By Aaron Isaacs, HRA editor
Covering large museums is a challenge. There’s so much going on, with incremental progress on so many long-term projects that it’s hard to summarize. Seashore Trolley Museum is a good example–but they publish an excellent annual report. The one for 2017 just came out, so here’s a recap. Lots going on.
Seashore’s membership is known for its high level of donations. In 2017 $575,000 was donated by 448 individuals and organizations, almost half of total revenues and more than came from admissions. In 2017, 178 new individual and 35 new business members joined the museum. There are now 60 business members, the fruit of a concerted campaign over the last few years to recruit them.
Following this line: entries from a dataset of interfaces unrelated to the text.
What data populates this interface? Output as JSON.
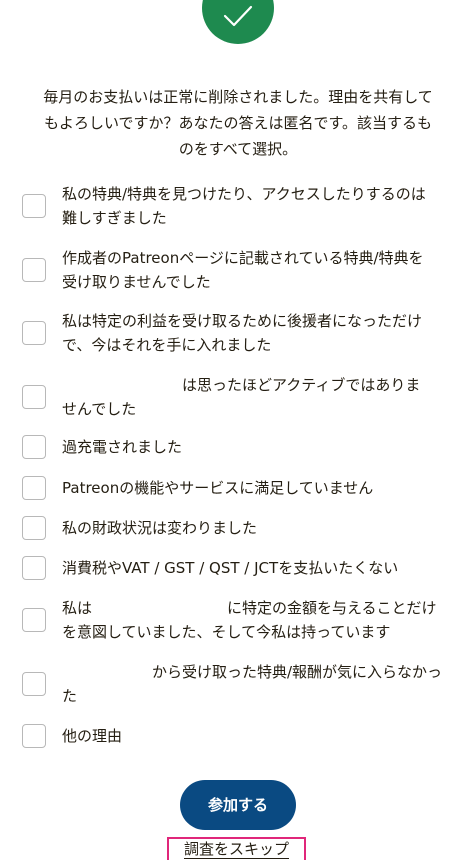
{
  "header": {
    "check_icon": "checkmark-icon",
    "accent_color": "#1e8a4f"
  },
  "message": {
    "line1": "毎月のお支払いは正常に削除されました。理由を共有して",
    "line2": "もよろしいですか？あなたの答えは匿名です。該当するも",
    "line3": "のをすべて選択。"
  },
  "options": [
    {
      "line1": "私の特典/特典を見つけたり、アクセスしたりするのは",
      "line2": "難しすぎました"
    },
    {
      "line1": "作成者のPatreonページに記載されている特典/特典を",
      "line2": "受け取りませんでした"
    },
    {
      "line1": "私は特定の利益を受け取るために後援者になっただけ",
      "line2": "で、今はそれを手に入れました"
    },
    {
      "line1": "　　　　　　　　は思ったほどアクティブではありま",
      "line2": "せんでした"
    },
    {
      "line1": "過充電されました"
    },
    {
      "line1": "Patreonの機能やサービスに満足していません"
    },
    {
      "line1": "私の財政状況は変わりました"
    },
    {
      "line1": "消費税やVAT / GST / QST / JCTを支払いたくない"
    },
    {
      "line1": "私は　　　　　　　　　に特定の金額を与えることだけ",
      "line2": "を意図していました、そして今私は持っています"
    },
    {
      "line1": "　　　　　　から受け取った特典/報酬が気に入らなかっ",
      "line2": "た"
    },
    {
      "line1": "他の理由"
    }
  ],
  "actions": {
    "join_label": "参加する",
    "skip_label": "調査をスキップ",
    "button_color": "#0a4a82",
    "highlight_color": "#e0267a"
  }
}
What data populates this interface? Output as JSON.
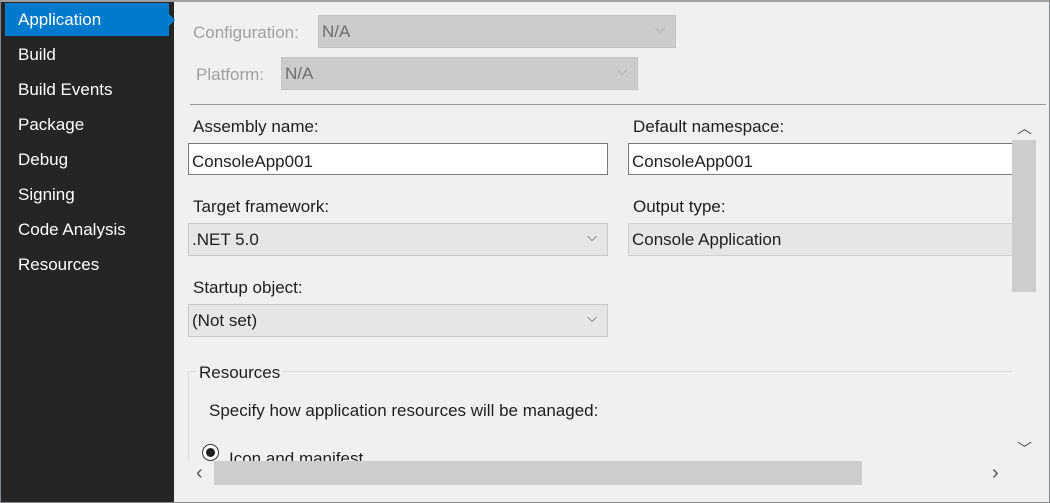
{
  "sidebar": {
    "items": [
      {
        "label": "Application",
        "active": true
      },
      {
        "label": "Build"
      },
      {
        "label": "Build Events"
      },
      {
        "label": "Package"
      },
      {
        "label": "Debug"
      },
      {
        "label": "Signing"
      },
      {
        "label": "Code Analysis"
      },
      {
        "label": "Resources"
      }
    ]
  },
  "header": {
    "configuration_label": "Configuration:",
    "configuration_value": "N/A",
    "platform_label": "Platform:",
    "platform_value": "N/A"
  },
  "form": {
    "assembly_name_label": "Assembly name:",
    "assembly_name_value": "ConsoleApp001",
    "default_namespace_label": "Default namespace:",
    "default_namespace_value": "ConsoleApp001",
    "target_framework_label": "Target framework:",
    "target_framework_value": ".NET 5.0",
    "output_type_label": "Output type:",
    "output_type_value": "Console Application",
    "startup_object_label": "Startup object:",
    "startup_object_value": "(Not set)"
  },
  "resources": {
    "title": "Resources",
    "description": "Specify how application resources will be managed:",
    "option_icon_manifest": "Icon and manifest"
  },
  "icons": {
    "chevron": "⌵",
    "scroll_up": "︿",
    "scroll_down": "﹀",
    "scroll_left": "‹",
    "scroll_right": "›"
  }
}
Thanks to bequests in 2015-2018 totaling $1.2 million from just four members, the endowment fund is able to provide significant interest income for museum projects.
There were two unusual revenue sources. Lumbering on museum-owned property brought in $40,000. A private party paid the museum to build a replica of the City of Manchester (Briggs 1898), an open-platformed single-truck parlor streetcar with ornate ironwork and a plush interior that is part of the museum’s collection. It was completed in 2017.
Seashore has many more cars than can be stored under cover, and the existing barns are old and largely open on the sides. To address this, the museum has started a major program to rebuild, expand and enclose its barns. Fairview barn has been enclosed and expanded on one side, creating storage for 14 cars. Phase 2, lengthening the building, has begun and will cover another 10 cars. Total cost is $680,000. Also underway, putting doors on the Shaw barn for the first time. In 2017, Town House Shop received a new roof.
Some years ago Seashore purchased a large house near the museum entrance and rented it out. It will now be converted into the museum library, replacing a much smaller building that was not in good condition.
There are 11 cars in the Town House Shop, recently renamed in honor of Donald Curry, who recently retired but continues to volunteer. The dean of streetcar restorationists, Curry has worked at Seashore since 1953.
Restorations in progress include:
Portland-Lewiston interurban #14 Narcissus (Laconia 1912)
A major restoration of a car body that had been used as a summer cottage, but an appropriate set of trucks has been acquired. The project is currently funded by a $40,000 challenge grant from the 20th Century Electric Railway Foundation that has been matched by museum members.
Boston Elevated center entrance car #6131 (Kuhlman 1919)
Lexington & Boston box motor #41 (Stephenson 1901)